■ Component data from apps and pages:
..............................

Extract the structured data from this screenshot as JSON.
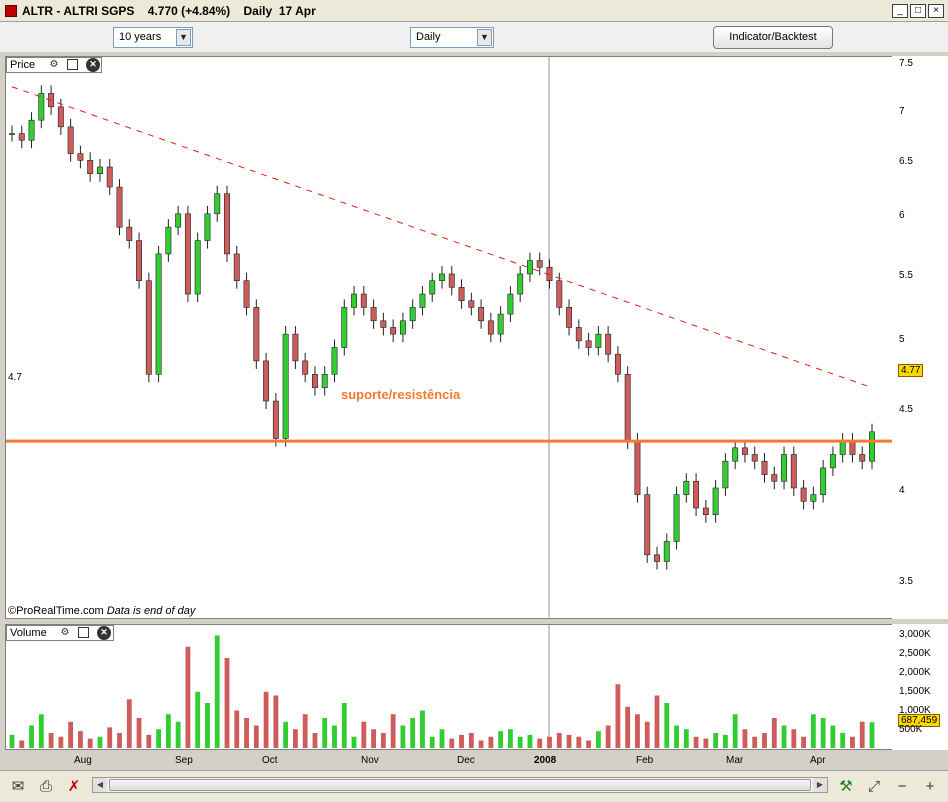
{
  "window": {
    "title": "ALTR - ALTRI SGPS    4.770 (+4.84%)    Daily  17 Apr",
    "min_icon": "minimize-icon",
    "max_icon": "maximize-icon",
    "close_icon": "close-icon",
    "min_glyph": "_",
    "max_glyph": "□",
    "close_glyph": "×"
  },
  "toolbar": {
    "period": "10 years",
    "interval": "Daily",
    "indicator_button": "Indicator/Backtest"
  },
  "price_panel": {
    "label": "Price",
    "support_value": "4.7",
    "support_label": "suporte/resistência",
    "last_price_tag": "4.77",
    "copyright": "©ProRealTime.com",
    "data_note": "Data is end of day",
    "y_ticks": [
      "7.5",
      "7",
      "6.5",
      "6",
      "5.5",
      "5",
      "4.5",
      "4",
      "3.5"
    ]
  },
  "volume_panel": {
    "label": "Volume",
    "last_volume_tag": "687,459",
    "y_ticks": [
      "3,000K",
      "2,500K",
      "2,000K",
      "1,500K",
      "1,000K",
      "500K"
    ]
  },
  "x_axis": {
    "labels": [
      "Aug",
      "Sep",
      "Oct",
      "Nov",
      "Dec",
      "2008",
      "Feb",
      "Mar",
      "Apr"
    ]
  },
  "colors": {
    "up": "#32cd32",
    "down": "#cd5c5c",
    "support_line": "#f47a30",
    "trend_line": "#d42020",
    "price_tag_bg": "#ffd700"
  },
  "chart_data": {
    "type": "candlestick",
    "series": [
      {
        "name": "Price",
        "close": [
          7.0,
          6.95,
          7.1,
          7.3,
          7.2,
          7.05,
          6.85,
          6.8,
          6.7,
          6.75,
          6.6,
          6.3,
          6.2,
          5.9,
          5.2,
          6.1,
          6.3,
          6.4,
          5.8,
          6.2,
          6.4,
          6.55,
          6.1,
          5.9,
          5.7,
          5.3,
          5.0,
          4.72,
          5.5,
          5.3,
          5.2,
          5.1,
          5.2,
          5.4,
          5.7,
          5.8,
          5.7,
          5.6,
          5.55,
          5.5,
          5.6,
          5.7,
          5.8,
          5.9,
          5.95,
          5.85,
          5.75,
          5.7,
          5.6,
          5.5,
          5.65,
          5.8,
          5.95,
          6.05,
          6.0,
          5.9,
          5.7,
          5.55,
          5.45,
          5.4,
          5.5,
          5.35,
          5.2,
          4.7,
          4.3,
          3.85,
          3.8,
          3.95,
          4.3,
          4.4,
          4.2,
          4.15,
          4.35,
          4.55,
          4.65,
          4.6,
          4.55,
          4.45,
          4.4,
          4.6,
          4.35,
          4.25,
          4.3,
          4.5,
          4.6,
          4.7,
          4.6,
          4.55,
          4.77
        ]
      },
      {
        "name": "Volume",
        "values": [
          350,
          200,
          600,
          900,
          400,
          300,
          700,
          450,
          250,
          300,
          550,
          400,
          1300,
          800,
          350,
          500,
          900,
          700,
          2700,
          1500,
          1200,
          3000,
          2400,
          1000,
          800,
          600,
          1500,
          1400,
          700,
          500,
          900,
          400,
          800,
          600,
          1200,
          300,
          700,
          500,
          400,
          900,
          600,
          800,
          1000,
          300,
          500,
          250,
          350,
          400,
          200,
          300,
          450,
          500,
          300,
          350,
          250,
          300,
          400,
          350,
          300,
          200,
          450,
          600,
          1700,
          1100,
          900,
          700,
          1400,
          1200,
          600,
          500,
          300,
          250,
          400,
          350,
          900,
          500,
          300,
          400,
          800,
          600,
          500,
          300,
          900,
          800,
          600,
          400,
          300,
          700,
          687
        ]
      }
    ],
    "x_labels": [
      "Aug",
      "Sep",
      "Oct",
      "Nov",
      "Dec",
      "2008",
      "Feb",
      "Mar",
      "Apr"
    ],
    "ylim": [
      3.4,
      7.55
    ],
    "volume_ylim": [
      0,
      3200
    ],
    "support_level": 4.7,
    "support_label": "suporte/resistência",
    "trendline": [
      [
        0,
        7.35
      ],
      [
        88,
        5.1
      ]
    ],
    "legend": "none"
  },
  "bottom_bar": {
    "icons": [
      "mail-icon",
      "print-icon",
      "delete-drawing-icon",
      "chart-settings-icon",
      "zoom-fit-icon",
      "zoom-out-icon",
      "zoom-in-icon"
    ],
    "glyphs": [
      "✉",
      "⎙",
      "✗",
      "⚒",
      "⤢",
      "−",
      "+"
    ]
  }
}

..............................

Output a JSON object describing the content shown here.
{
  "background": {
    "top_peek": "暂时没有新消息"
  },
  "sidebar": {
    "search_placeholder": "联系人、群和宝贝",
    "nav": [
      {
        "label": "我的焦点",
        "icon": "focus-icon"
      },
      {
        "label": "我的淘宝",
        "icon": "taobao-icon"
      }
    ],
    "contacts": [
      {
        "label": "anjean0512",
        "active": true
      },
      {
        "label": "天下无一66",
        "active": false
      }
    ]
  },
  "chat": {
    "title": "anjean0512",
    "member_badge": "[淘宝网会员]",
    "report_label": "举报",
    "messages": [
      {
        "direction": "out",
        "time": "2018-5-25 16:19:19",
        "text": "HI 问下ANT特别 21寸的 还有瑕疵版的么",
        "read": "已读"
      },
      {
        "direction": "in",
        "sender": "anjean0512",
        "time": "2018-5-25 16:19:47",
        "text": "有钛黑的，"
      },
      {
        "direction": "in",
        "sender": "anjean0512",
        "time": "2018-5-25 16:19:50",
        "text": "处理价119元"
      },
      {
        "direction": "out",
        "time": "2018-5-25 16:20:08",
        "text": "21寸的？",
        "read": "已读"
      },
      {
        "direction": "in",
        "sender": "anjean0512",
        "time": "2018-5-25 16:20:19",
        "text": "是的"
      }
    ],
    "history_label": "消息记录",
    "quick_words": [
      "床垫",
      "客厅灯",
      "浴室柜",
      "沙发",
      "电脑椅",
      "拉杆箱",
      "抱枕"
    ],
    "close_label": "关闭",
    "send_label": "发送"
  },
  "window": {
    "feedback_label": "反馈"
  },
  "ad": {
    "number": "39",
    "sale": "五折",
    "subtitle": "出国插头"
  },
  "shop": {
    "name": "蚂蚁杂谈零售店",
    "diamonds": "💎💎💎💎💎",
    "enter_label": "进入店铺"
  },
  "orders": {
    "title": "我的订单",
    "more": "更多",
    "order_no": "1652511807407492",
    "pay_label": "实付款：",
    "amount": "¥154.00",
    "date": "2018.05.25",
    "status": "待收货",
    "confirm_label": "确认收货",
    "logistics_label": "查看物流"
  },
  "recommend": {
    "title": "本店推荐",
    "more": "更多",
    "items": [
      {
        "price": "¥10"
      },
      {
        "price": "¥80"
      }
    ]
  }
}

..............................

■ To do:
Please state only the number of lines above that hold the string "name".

■ Written solution:
3